Do not use functions like this that can overflow the buffer:
M8 — Code Tampering
There is a simple rule. Do not download APK files from the 3rd party websites because hackers often tamper with the code of the apps to:
- receive unlimited access to other applications on your phone;
- and to act on behalf of a user.
As you remember, when we talked about M9, we reverse-engineered an app and accessed the source code. Now we can alternate it (e.g., implant a worm that will access data of other apps), and recompile it to publish the APK online, offering to download the app for free.
M10 — Extraneous Functionality
Before the application’s release to the public, developers often keep mentions of accesses to the internal servers inside the app’s code. This doesn’t affect the app’s functionality but if a hacker finds those accesses, it won’t be fun. Especially if what developers left inside is admin access to the system.
Let’s take a look at a page where you need to enter a password to access critical data. That’s how it can look in the source code.
To sum up
In this article, you have learned about:
- OWASP’s Top 10 mobile vulnerabilities;
- instruments that help finding them;
- and programs you can use to train in finding them.
Having acquired new skills in in-app security testing, you’ll be able to take on more responsibilities and find vulnerabilities in apps you’ve been creating. Eventually, you may even specialize in cyber security, and professionals like that are in high demand on the market.

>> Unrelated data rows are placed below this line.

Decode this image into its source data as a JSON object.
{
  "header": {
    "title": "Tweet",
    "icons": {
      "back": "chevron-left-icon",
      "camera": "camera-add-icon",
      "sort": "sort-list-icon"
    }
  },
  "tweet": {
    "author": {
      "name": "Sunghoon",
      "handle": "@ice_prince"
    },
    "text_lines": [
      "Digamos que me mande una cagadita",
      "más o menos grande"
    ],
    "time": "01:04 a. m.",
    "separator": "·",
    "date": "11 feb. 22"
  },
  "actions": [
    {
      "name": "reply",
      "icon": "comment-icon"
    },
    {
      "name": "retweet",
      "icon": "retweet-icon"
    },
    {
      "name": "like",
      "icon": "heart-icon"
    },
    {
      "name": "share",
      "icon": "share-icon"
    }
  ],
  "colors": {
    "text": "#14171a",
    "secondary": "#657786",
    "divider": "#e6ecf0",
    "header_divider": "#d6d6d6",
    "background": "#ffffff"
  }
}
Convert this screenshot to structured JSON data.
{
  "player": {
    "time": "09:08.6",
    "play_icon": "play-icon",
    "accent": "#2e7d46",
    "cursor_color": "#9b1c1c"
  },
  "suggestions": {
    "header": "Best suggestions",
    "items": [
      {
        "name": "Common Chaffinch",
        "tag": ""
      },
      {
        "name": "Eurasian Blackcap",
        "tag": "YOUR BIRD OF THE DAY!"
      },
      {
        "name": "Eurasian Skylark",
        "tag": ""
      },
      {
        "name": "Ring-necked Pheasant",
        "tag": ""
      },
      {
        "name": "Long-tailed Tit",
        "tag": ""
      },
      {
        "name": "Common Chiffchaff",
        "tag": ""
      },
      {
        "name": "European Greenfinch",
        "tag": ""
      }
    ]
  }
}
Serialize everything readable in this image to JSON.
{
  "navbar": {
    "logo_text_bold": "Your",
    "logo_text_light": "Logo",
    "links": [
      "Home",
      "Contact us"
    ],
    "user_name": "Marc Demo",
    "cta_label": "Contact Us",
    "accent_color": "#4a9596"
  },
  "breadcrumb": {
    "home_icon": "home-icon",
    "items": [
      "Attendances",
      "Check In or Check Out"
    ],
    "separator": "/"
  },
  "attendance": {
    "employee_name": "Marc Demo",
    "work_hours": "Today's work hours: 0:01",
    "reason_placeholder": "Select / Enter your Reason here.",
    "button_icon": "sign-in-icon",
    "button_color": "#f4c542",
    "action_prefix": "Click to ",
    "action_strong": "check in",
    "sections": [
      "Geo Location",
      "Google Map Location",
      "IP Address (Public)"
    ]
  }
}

Do not forget that the information provided here is purely educational. Utilize this knowledge only with the agreement of the copyright holder.